A person can be well-dressed and be groomed like a philanthropic professional, and at the same time be filled with ill intents inside.
This is a prime lesson I have learned after watching the 1935 James Whale film, “Bride of Frankenstein”. The critically-acclaimed movie follows the story of Victor Frankenstein’s and Dr. Pretorius’ “successful” attempt of creating a mate for the Monster. By creating a mate, it means the development of an artificial brain and the revival of a dead woman’s body.
The very intent of these scientists is a violation of moral laws and ethics. Death is a natural phenomenon, and part of the Creator’s intelligent design of the human body. Venturing on the journey of trying to defy death and create life is an absolute immorality, especially when the wonders of science are used to carry out the plan.
Why consider it immoral? Men do not have the power, or the right, to make a living creature out of somebody who is already deceased. Life is considered sacred as it is not a limitless thing. Death is the limit of life on this Earth. This is the law of nature and not men, even through the help of science, can object it. There is a God who owns life— He is the One who can give it and take it away from men. Playing God when you are not even comparable to Him is an absurd job.

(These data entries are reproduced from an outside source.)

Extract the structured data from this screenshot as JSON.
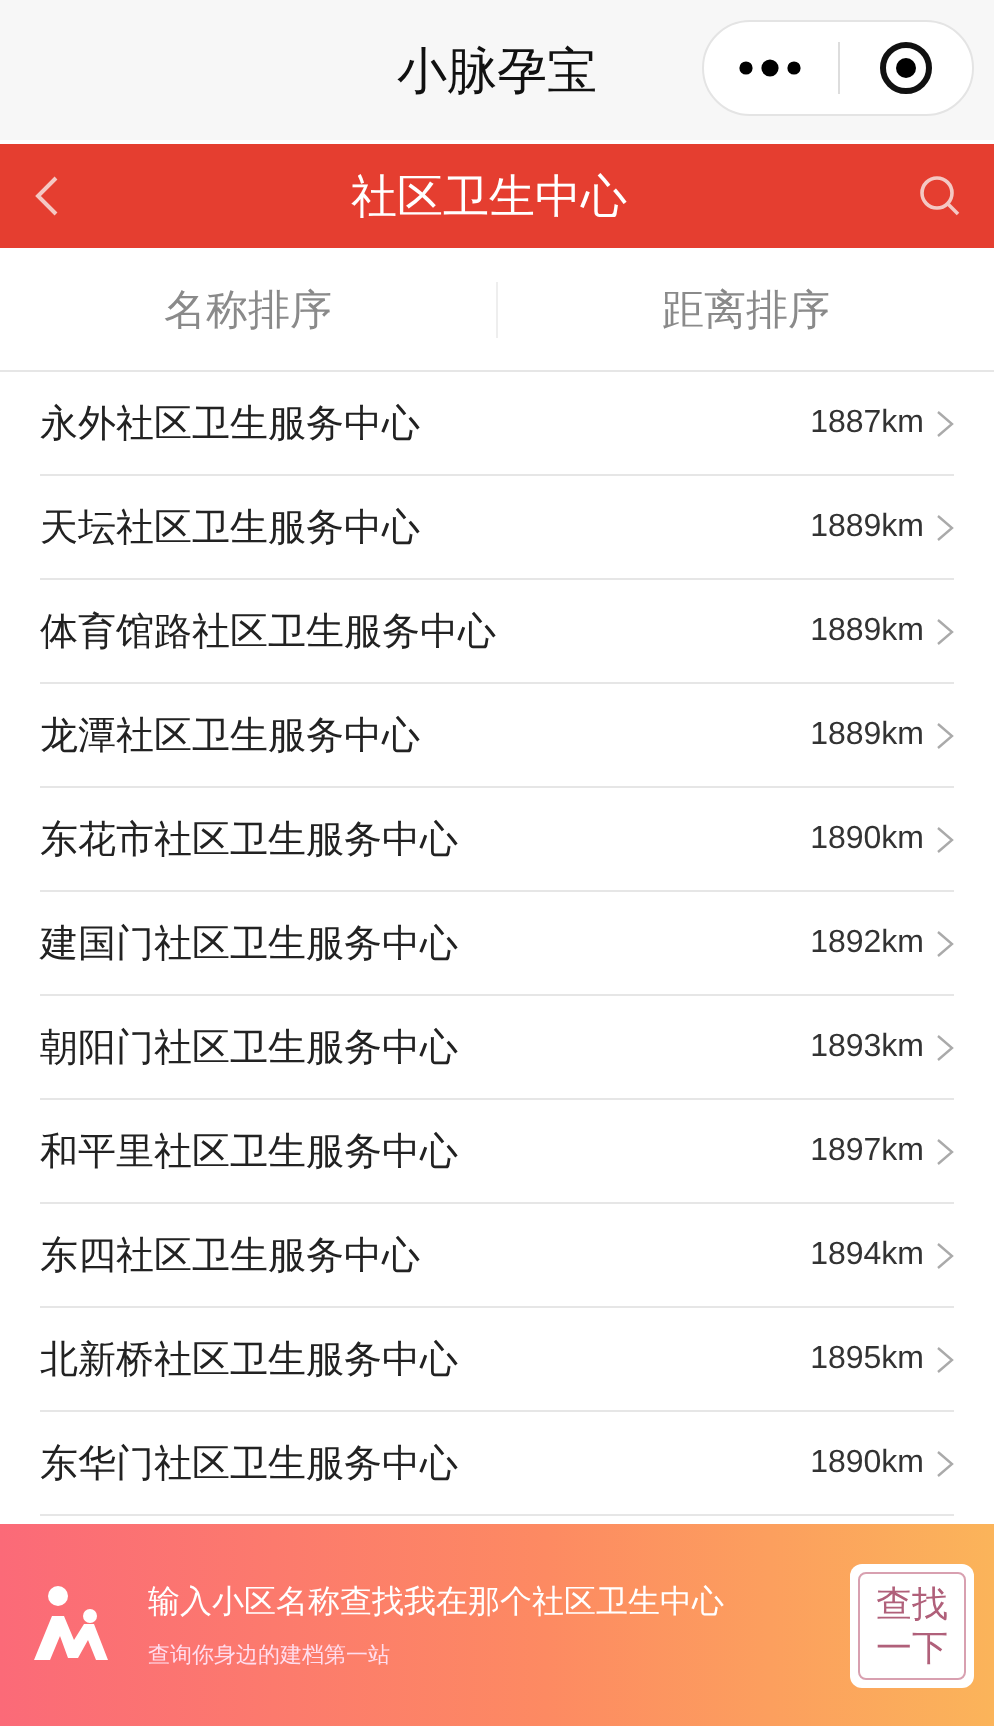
{
  "window": {
    "title": "小脉孕宝"
  },
  "header": {
    "title": "社区卫生中心"
  },
  "tabs": [
    {
      "label": "名称排序",
      "selected": false
    },
    {
      "label": "距离排序",
      "selected": false
    }
  ],
  "centers": [
    {
      "name": "永外社区卫生服务中心",
      "distance": "1887km"
    },
    {
      "name": "天坛社区卫生服务中心",
      "distance": "1889km"
    },
    {
      "name": "体育馆路社区卫生服务中心",
      "distance": "1889km"
    },
    {
      "name": "龙潭社区卫生服务中心",
      "distance": "1889km"
    },
    {
      "name": "东花市社区卫生服务中心",
      "distance": "1890km"
    },
    {
      "name": "建国门社区卫生服务中心",
      "distance": "1892km"
    },
    {
      "name": "朝阳门社区卫生服务中心",
      "distance": "1893km"
    },
    {
      "name": "和平里社区卫生服务中心",
      "distance": "1897km"
    },
    {
      "name": "东四社区卫生服务中心",
      "distance": "1894km"
    },
    {
      "name": "北新桥社区卫生服务中心",
      "distance": "1895km"
    },
    {
      "name": "东华门社区卫生服务中心",
      "distance": "1890km"
    }
  ],
  "banner": {
    "headline": "输入小区名称查找我在那个社区卫生中心",
    "subtitle": "查询你身边的建档第一站",
    "button": "查找一下"
  }
}
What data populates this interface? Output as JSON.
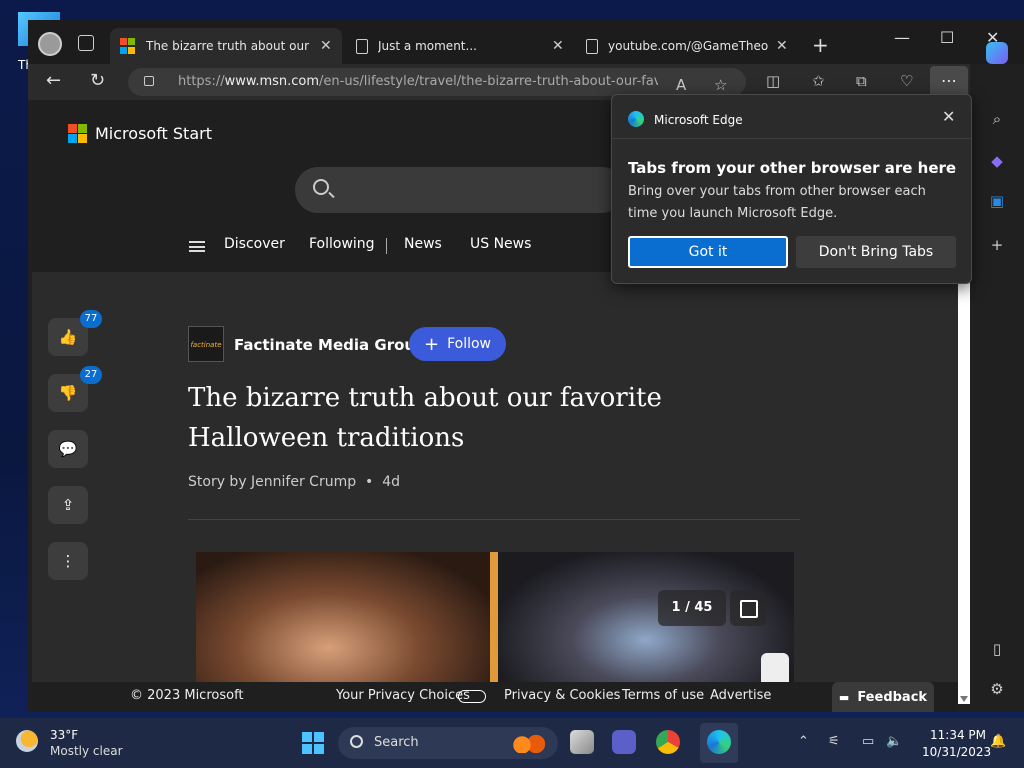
{
  "desktop": {
    "icon_label": "Th"
  },
  "tabs": [
    {
      "title": "The bizarre truth about our fav",
      "active": true
    },
    {
      "title": "Just a moment...",
      "active": false
    },
    {
      "title": "youtube.com/@GameTheory/v",
      "active": false
    }
  ],
  "address": {
    "scheme": "https://",
    "host": "www.msn.com",
    "path": "/en-us/lifestyle/travel/the-bizarre-truth-about-our-fav..."
  },
  "site": {
    "brand": "Microsoft Start",
    "nav": [
      "Discover",
      "Following",
      "News",
      "US News"
    ]
  },
  "social": {
    "likes": "77",
    "dislikes": "27"
  },
  "article": {
    "publisher": "Factinate Media Group",
    "publisher_logo": "factinate",
    "follow_label": "Follow",
    "headline": "The bizarre truth about our favorite Halloween traditions",
    "byline": "Story by Jennifer Crump",
    "age": "4d",
    "gallery_counter": "1 / 45"
  },
  "footer": {
    "copyright": "© 2023 Microsoft",
    "privacy_choices": "Your Privacy Choices",
    "privacy_cookies": "Privacy & Cookies",
    "terms": "Terms of use",
    "advertise": "Advertise",
    "feedback": "Feedback"
  },
  "popup": {
    "brand": "Microsoft Edge",
    "title": "Tabs from your other browser are here",
    "body": "Bring over your tabs from other browser each time you launch Microsoft Edge.",
    "primary_label": "Got it",
    "secondary_label": "Don't Bring Tabs"
  },
  "taskbar": {
    "temperature": "33°F",
    "condition": "Mostly clear",
    "search_label": "Search",
    "time": "11:34 PM",
    "date": "10/31/2023"
  },
  "colors": {
    "accent": "#0a6ed1",
    "follow": "#3b5bdb",
    "ms_red": "#f25022",
    "ms_green": "#7fba00",
    "ms_blue": "#00a4ef",
    "ms_yellow": "#ffb900"
  }
}
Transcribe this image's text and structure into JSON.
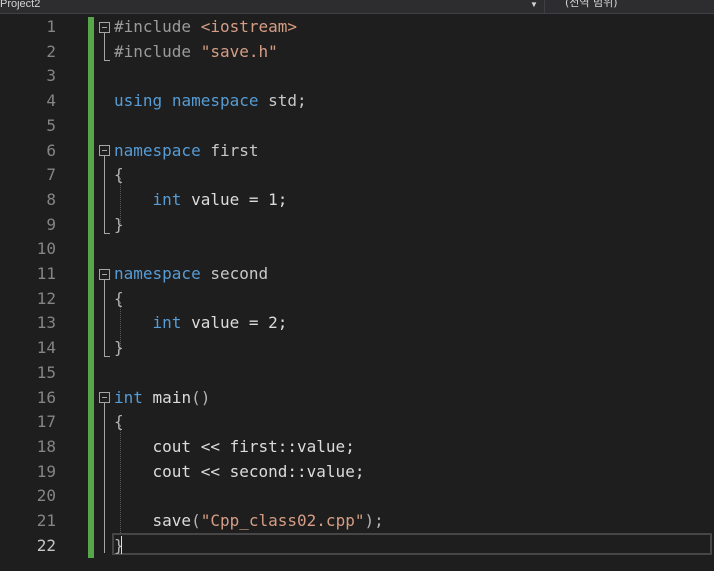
{
  "navbar": {
    "project": "Project2",
    "scope": "(전역 범위)"
  },
  "editor": {
    "current_line": 22,
    "line_numbers": [
      "1",
      "2",
      "3",
      "4",
      "5",
      "6",
      "7",
      "8",
      "9",
      "10",
      "11",
      "12",
      "13",
      "14",
      "15",
      "16",
      "17",
      "18",
      "19",
      "20",
      "21",
      "22"
    ],
    "code": {
      "l1_directive": "#include",
      "l1_header": "<iostream>",
      "l2_directive": "#include",
      "l2_header": "\"save.h\"",
      "l4_kw1": "using",
      "l4_kw2": "namespace",
      "l4_name": "std;",
      "l6_kw": "namespace",
      "l6_name": "first",
      "l7": "{",
      "l8_type": "int",
      "l8_rest": "value = 1;",
      "l9": "}",
      "l11_kw": "namespace",
      "l11_name": "second",
      "l12": "{",
      "l13_type": "int",
      "l13_rest": "value = 2;",
      "l14": "}",
      "l16_type": "int",
      "l16_fn": "main",
      "l16_parens": "()",
      "l17": "{",
      "l18": "cout << first::value;",
      "l19": "cout << second::value;",
      "l21_fn": "save",
      "l21_open": "(",
      "l21_str": "\"Cpp_class02.cpp\"",
      "l21_close": ");",
      "l22": "}"
    }
  },
  "colors": {
    "background": "#1e1e1e",
    "keyword": "#569cd6",
    "string": "#d69d85",
    "change_bar": "#57a64a",
    "line_number": "#858585"
  }
}
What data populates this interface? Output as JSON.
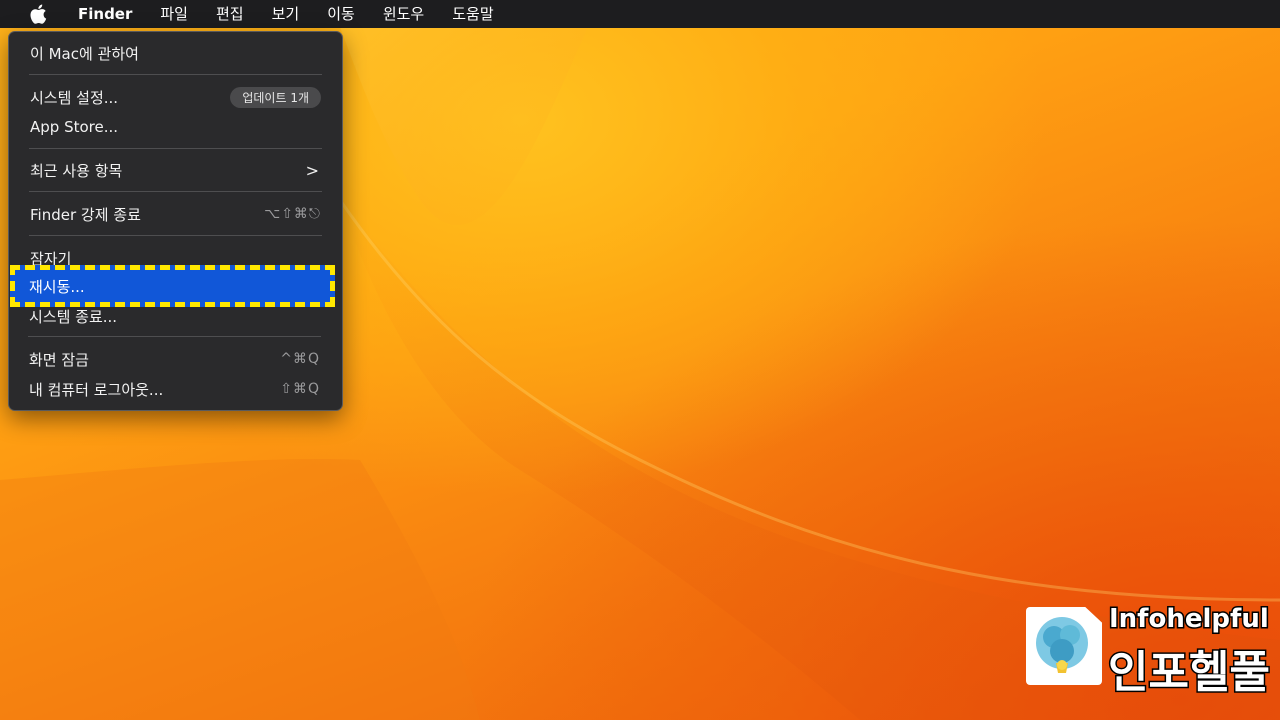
{
  "menubar": {
    "apple_icon": "apple-logo-icon",
    "app_name": "Finder",
    "items": [
      "파일",
      "편집",
      "보기",
      "이동",
      "윈도우",
      "도움말"
    ]
  },
  "apple_menu": {
    "about": "이 Mac에 관하여",
    "system_settings": "시스템 설정...",
    "update_badge": "업데이트 1개",
    "app_store": "App Store...",
    "recent_items": "최근 사용 항목",
    "recent_chevron": ">",
    "force_quit": "Finder 강제 종료",
    "force_quit_shortcut": "⌥⇧⌘⎋",
    "sleep": "잠자기",
    "restart": "재시동...",
    "shutdown": "시스템 종료...",
    "lock_screen": "화면 잠금",
    "lock_shortcut": "^⌘Q",
    "logout": "내 컴퓨터 로그아웃...",
    "logout_shortcut": "⇧⌘Q"
  },
  "watermark": {
    "name_en": "Infohelpful",
    "name_ko": "인포헬풀"
  },
  "colors": {
    "menubar_bg": "#1d1d1f",
    "menu_bg": "#2a2a2c",
    "highlight": "#1157d8",
    "annotation_border": "#ffe800"
  }
}
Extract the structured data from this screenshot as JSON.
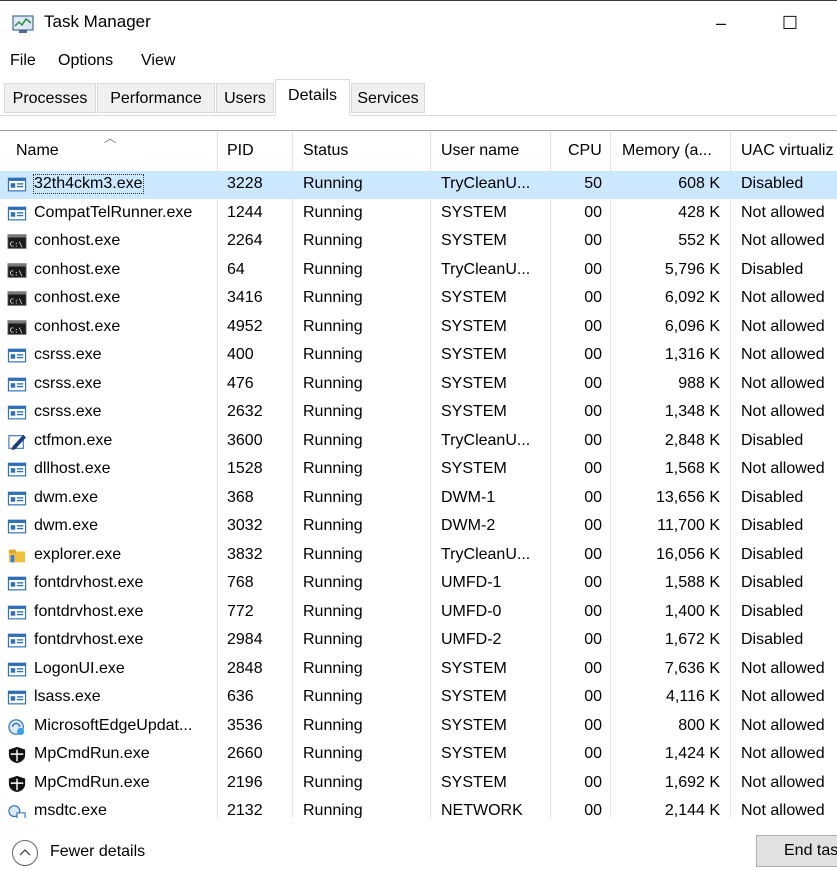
{
  "window": {
    "title": "Task Manager",
    "minimize": "–",
    "maximize": "☐"
  },
  "menu": [
    "File",
    "Options",
    "View"
  ],
  "tabs": [
    "Processes",
    "Performance",
    "Users",
    "Details",
    "Services"
  ],
  "active_tab": "Details",
  "columns": {
    "name": "Name",
    "pid": "PID",
    "status": "Status",
    "user": "User name",
    "cpu": "CPU",
    "memory": "Memory (a...",
    "uac": "UAC virtualiz"
  },
  "rows": [
    {
      "icon": "app-window-icon",
      "name": "32th4ckm3.exe",
      "pid": "3228",
      "status": "Running",
      "user": "TryCleanU...",
      "cpu": "50",
      "memory": "608 K",
      "uac": "Disabled"
    },
    {
      "icon": "app-window-icon",
      "name": "CompatTelRunner.exe",
      "pid": "1244",
      "status": "Running",
      "user": "SYSTEM",
      "cpu": "00",
      "memory": "428 K",
      "uac": "Not allowed"
    },
    {
      "icon": "console-icon",
      "name": "conhost.exe",
      "pid": "2264",
      "status": "Running",
      "user": "SYSTEM",
      "cpu": "00",
      "memory": "552 K",
      "uac": "Not allowed"
    },
    {
      "icon": "console-icon",
      "name": "conhost.exe",
      "pid": "64",
      "status": "Running",
      "user": "TryCleanU...",
      "cpu": "00",
      "memory": "5,796 K",
      "uac": "Disabled"
    },
    {
      "icon": "console-icon",
      "name": "conhost.exe",
      "pid": "3416",
      "status": "Running",
      "user": "SYSTEM",
      "cpu": "00",
      "memory": "6,092 K",
      "uac": "Not allowed"
    },
    {
      "icon": "console-icon",
      "name": "conhost.exe",
      "pid": "4952",
      "status": "Running",
      "user": "SYSTEM",
      "cpu": "00",
      "memory": "6,096 K",
      "uac": "Not allowed"
    },
    {
      "icon": "app-window-icon",
      "name": "csrss.exe",
      "pid": "400",
      "status": "Running",
      "user": "SYSTEM",
      "cpu": "00",
      "memory": "1,316 K",
      "uac": "Not allowed"
    },
    {
      "icon": "app-window-icon",
      "name": "csrss.exe",
      "pid": "476",
      "status": "Running",
      "user": "SYSTEM",
      "cpu": "00",
      "memory": "988 K",
      "uac": "Not allowed"
    },
    {
      "icon": "app-window-icon",
      "name": "csrss.exe",
      "pid": "2632",
      "status": "Running",
      "user": "SYSTEM",
      "cpu": "00",
      "memory": "1,348 K",
      "uac": "Not allowed"
    },
    {
      "icon": "pen-icon",
      "name": "ctfmon.exe",
      "pid": "3600",
      "status": "Running",
      "user": "TryCleanU...",
      "cpu": "00",
      "memory": "2,848 K",
      "uac": "Disabled"
    },
    {
      "icon": "app-window-icon",
      "name": "dllhost.exe",
      "pid": "1528",
      "status": "Running",
      "user": "SYSTEM",
      "cpu": "00",
      "memory": "1,568 K",
      "uac": "Not allowed"
    },
    {
      "icon": "app-window-icon",
      "name": "dwm.exe",
      "pid": "368",
      "status": "Running",
      "user": "DWM-1",
      "cpu": "00",
      "memory": "13,656 K",
      "uac": "Disabled"
    },
    {
      "icon": "app-window-icon",
      "name": "dwm.exe",
      "pid": "3032",
      "status": "Running",
      "user": "DWM-2",
      "cpu": "00",
      "memory": "11,700 K",
      "uac": "Disabled"
    },
    {
      "icon": "folder-icon",
      "name": "explorer.exe",
      "pid": "3832",
      "status": "Running",
      "user": "TryCleanU...",
      "cpu": "00",
      "memory": "16,056 K",
      "uac": "Disabled"
    },
    {
      "icon": "app-window-icon",
      "name": "fontdrvhost.exe",
      "pid": "768",
      "status": "Running",
      "user": "UMFD-1",
      "cpu": "00",
      "memory": "1,588 K",
      "uac": "Disabled"
    },
    {
      "icon": "app-window-icon",
      "name": "fontdrvhost.exe",
      "pid": "772",
      "status": "Running",
      "user": "UMFD-0",
      "cpu": "00",
      "memory": "1,400 K",
      "uac": "Disabled"
    },
    {
      "icon": "app-window-icon",
      "name": "fontdrvhost.exe",
      "pid": "2984",
      "status": "Running",
      "user": "UMFD-2",
      "cpu": "00",
      "memory": "1,672 K",
      "uac": "Disabled"
    },
    {
      "icon": "app-window-icon",
      "name": "LogonUI.exe",
      "pid": "2848",
      "status": "Running",
      "user": "SYSTEM",
      "cpu": "00",
      "memory": "7,636 K",
      "uac": "Not allowed"
    },
    {
      "icon": "app-window-icon",
      "name": "lsass.exe",
      "pid": "636",
      "status": "Running",
      "user": "SYSTEM",
      "cpu": "00",
      "memory": "4,116 K",
      "uac": "Not allowed"
    },
    {
      "icon": "edge-update-icon",
      "name": "MicrosoftEdgeUpdat...",
      "pid": "3536",
      "status": "Running",
      "user": "SYSTEM",
      "cpu": "00",
      "memory": "800 K",
      "uac": "Not allowed"
    },
    {
      "icon": "shield-icon",
      "name": "MpCmdRun.exe",
      "pid": "2660",
      "status": "Running",
      "user": "SYSTEM",
      "cpu": "00",
      "memory": "1,424 K",
      "uac": "Not allowed"
    },
    {
      "icon": "shield-icon",
      "name": "MpCmdRun.exe",
      "pid": "2196",
      "status": "Running",
      "user": "SYSTEM",
      "cpu": "00",
      "memory": "1,692 K",
      "uac": "Not allowed"
    },
    {
      "icon": "network-service-icon",
      "name": "msdtc.exe",
      "pid": "2132",
      "status": "Running",
      "user": "NETWORK",
      "cpu": "00",
      "memory": "2,144 K",
      "uac": "Not allowed"
    }
  ],
  "selected_row": 0,
  "footer": {
    "fewer_details": "Fewer details",
    "end_task": "End task"
  },
  "colors": {
    "selected_row": "#cce8ff",
    "header_separator": "#e5e5e5"
  }
}
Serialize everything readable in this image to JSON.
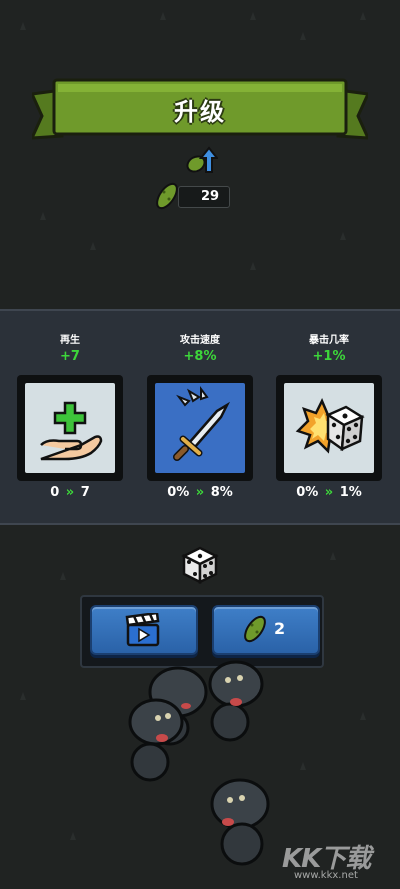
{
  "banner": {
    "title": "升级"
  },
  "currency": {
    "pickle_count": "29",
    "icon": "pickle-icon"
  },
  "level_up_icon": "level-up-arrow-icon",
  "upgrades": [
    {
      "name": "再生",
      "bonus": "+7",
      "from": "0",
      "arrow": "»",
      "to": "7",
      "icon": "heal-hand-icon",
      "bg": "#d5dfe3"
    },
    {
      "name": "攻击速度",
      "bonus": "+8%",
      "from": "0%",
      "arrow": "»",
      "to": "8%",
      "icon": "sword-speed-icon",
      "bg": "#3a6fc4"
    },
    {
      "name": "暴击几率",
      "bonus": "+1%",
      "from": "0%",
      "arrow": "»",
      "to": "1%",
      "icon": "crit-dice-icon",
      "bg": "#d5dfe3"
    }
  ],
  "reroll": {
    "icon": "dice-icon",
    "watch_ad_button_icon": "clapperboard-play-icon",
    "pickle_button_icon": "pickle-icon",
    "pickle_cost": "2"
  },
  "watermark": {
    "main": "KK下载",
    "url": "www.kkx.net"
  },
  "colors": {
    "accent_green": "#3dd63a",
    "banner_green": "#6f9a2b",
    "button_blue": "#3f7fc8"
  }
}
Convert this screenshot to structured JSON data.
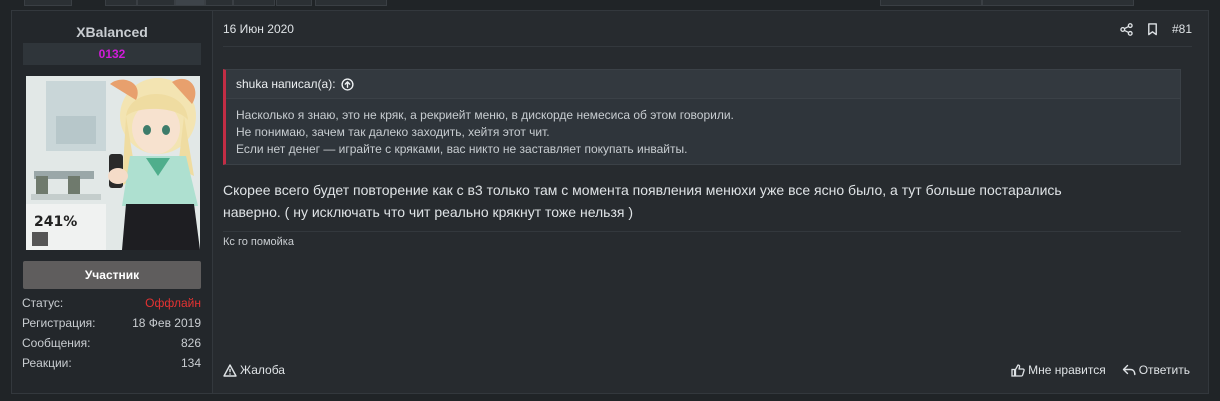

Innovation, perhaps, is what men can do. Through the aid of science and technology, the humanity can do ways on how to improve and ease daily living. However, it should be noted that what should be innovated are those things covered by our power. And certainly, life and death are not included.
A poignant reality about this concern is this: some use science and technology for purposes not adhering to that of God’s concept of innovation coming from men. And as what the film depicted, there are these beastly objectives that lie in some, if not most, scientists and inventors.
Emmy Lou Borromeo